וחזר הדין לא ראי זה כראי זה ולא ראי זה כראי זה הצד השוה שבהן שהוא בשר ואסור לבשל בחלב אף אני אביא אחותו קטנה שהוא בשר ואסור לבשל בחלב

And consequently, the inference has reverted to its starting point: The aspect of this case is not like the aspect of that case and the aspect of that case is not like the aspect of this case; their common element is that both the mother and older sister are meat and it is prohibited to cook them in milk. If so, I will also include its younger sister in the prohibition, since it is also meat, and therefore it is prohibited to cook it in milk.

אי הכי אחותו גדולה נמי תיתי מביניא

The Gemara challenges: If so, the inclusion of its older sister in the prohibition can also be derived from between them, i.e., from the combination of the kid’s mother and a cow. Although both a cow and the mother possess unique stringencies not shared by the older sister, i.e., the prohibition of mating and of slaughtering with the kid, respectively, neither possesses both stringencies, and the halakha with regard to the older sister can be derived from their common element, i.e., that they are both meat and prohibited to cook in milk, as stated above.
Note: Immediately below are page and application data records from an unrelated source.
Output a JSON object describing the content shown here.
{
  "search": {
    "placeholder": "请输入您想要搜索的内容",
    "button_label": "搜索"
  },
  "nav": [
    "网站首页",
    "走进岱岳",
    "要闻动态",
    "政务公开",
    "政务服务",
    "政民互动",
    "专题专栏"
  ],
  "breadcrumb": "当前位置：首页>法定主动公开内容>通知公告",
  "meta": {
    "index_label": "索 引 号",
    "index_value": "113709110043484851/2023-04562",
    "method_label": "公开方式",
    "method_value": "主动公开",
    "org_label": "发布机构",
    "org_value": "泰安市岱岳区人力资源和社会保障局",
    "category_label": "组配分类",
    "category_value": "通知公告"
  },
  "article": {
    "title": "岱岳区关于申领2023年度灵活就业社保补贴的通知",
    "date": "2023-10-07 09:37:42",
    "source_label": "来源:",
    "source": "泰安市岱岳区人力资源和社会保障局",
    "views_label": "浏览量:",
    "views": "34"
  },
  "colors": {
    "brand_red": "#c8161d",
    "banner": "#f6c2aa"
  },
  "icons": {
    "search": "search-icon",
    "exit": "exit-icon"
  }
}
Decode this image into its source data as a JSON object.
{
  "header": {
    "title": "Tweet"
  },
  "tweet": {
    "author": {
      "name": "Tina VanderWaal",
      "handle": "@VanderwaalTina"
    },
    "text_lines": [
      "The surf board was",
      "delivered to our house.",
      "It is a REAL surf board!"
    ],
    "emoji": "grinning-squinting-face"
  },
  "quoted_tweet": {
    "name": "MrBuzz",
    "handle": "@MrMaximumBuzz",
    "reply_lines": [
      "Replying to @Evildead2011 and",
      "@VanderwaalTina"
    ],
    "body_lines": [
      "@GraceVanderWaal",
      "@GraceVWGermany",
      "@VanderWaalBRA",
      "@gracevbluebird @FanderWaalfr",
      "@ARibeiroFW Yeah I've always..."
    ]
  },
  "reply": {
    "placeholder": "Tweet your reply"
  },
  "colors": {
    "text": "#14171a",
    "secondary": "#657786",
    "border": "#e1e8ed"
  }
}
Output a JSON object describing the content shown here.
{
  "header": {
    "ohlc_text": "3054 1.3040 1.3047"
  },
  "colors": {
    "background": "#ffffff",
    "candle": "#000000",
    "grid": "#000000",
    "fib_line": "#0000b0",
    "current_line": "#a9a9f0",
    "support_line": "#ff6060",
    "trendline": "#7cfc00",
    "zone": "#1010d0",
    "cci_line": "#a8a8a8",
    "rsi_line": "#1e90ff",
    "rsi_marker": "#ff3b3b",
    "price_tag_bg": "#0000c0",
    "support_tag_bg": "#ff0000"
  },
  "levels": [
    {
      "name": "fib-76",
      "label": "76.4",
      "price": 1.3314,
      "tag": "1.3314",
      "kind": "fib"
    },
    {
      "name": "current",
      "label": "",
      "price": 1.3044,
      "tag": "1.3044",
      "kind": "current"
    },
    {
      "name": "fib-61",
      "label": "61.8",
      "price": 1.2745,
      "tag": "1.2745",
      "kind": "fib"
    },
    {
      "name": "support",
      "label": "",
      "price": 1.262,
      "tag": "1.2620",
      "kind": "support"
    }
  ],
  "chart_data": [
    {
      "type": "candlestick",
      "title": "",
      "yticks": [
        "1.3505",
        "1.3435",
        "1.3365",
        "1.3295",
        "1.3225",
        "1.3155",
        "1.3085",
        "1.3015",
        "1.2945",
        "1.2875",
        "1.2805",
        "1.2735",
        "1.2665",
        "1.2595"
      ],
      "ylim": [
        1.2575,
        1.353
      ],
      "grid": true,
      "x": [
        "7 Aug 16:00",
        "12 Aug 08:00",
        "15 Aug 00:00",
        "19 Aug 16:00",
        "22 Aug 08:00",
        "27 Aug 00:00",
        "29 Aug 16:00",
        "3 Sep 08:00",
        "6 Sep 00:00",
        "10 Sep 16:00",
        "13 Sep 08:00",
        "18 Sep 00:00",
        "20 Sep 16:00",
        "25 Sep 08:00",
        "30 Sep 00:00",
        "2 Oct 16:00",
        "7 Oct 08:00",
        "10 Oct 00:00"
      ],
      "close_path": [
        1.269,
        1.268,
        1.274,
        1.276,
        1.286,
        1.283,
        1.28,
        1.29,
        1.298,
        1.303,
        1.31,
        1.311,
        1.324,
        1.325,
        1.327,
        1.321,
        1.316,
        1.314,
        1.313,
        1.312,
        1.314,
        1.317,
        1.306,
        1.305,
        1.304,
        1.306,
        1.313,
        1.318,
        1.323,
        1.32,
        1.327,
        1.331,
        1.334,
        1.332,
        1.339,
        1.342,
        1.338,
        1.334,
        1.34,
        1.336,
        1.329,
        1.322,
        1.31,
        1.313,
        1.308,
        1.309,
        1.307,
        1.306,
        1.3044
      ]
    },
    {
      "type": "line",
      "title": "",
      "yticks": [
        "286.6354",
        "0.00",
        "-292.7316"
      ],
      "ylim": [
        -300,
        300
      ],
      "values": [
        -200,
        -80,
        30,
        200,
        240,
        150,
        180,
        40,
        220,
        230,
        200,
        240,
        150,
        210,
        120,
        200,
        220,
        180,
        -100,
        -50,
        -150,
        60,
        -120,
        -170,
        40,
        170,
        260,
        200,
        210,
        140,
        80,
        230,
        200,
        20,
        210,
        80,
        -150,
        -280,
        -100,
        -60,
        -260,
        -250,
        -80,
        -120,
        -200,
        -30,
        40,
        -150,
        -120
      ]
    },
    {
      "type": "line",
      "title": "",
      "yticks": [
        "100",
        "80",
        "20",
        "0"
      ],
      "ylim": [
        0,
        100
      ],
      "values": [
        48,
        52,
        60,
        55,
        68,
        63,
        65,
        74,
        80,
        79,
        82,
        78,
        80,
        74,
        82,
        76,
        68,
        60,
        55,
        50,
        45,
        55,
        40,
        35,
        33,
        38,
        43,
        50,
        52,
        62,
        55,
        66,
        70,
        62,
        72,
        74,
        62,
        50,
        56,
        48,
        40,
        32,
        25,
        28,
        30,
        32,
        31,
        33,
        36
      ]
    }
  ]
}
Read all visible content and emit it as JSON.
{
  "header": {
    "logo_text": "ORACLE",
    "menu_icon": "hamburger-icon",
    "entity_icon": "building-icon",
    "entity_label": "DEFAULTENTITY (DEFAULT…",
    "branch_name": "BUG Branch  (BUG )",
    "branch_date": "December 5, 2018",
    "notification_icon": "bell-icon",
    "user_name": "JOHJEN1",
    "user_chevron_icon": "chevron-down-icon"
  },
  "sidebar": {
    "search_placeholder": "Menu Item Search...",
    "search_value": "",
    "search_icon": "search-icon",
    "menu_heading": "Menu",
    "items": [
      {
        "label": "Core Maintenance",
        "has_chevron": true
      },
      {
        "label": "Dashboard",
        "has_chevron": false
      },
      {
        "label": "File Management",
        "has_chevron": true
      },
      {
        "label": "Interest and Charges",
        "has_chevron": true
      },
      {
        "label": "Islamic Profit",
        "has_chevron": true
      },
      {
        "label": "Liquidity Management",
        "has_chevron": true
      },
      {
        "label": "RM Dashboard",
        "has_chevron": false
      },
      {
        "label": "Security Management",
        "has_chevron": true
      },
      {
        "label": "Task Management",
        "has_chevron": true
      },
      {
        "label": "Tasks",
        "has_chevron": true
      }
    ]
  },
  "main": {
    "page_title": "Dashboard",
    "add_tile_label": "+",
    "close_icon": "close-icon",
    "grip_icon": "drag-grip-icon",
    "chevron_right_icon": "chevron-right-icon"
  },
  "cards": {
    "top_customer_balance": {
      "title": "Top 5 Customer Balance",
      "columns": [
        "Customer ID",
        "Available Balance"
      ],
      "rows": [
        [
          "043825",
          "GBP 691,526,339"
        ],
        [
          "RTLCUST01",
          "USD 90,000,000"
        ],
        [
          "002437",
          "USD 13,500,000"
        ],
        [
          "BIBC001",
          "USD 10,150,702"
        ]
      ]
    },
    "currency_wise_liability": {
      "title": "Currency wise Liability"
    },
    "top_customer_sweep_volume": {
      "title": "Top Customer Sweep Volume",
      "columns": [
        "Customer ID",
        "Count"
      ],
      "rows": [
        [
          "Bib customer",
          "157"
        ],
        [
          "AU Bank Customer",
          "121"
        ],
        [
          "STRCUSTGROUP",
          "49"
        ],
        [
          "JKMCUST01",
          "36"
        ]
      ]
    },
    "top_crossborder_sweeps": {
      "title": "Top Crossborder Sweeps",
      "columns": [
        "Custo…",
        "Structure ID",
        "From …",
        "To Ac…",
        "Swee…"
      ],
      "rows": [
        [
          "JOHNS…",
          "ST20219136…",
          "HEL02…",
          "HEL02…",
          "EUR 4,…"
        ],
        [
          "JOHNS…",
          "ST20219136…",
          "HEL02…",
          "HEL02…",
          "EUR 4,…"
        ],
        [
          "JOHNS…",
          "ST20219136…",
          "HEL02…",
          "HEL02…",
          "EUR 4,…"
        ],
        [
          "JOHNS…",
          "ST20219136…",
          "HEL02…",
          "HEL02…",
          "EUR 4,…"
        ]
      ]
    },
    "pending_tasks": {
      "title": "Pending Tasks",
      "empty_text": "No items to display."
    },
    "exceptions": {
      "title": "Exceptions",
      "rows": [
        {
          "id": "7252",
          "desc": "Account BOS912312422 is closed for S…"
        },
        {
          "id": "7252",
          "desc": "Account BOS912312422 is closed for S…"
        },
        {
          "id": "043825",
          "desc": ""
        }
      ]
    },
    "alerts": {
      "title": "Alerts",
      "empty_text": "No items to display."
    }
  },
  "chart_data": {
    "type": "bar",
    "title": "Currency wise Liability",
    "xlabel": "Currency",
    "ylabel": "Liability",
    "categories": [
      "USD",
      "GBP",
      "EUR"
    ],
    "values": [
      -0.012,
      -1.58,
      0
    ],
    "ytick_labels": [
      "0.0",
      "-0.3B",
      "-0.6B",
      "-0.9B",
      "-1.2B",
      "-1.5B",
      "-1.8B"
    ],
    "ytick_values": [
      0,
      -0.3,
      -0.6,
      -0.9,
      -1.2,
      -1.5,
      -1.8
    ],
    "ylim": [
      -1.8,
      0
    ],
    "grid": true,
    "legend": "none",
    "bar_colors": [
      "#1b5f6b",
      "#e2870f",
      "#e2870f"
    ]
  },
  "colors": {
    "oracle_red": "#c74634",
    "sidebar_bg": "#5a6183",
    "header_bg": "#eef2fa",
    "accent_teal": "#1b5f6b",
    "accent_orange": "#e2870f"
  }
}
If so, what need is there to derive this halakha from the verse?

אין הכי נמי אלא בחלב אמו למה לי מבעי ליה לכדתניא בחלב אמו אין לי אלא בחלב אמו

The Gemara responds: Yes, it is indeed so; the halakha with regard to the older sister is derived from the common denominator of the mother and a cow. Rather, why do I need the verse’s additional mention of the phrase “in its mother’s milk?” It is necessary for that which is taught in a baraita: When the verse states: “In its mother’s milk,” I have derived only the prohibition to cook the kid in its mother’s milk;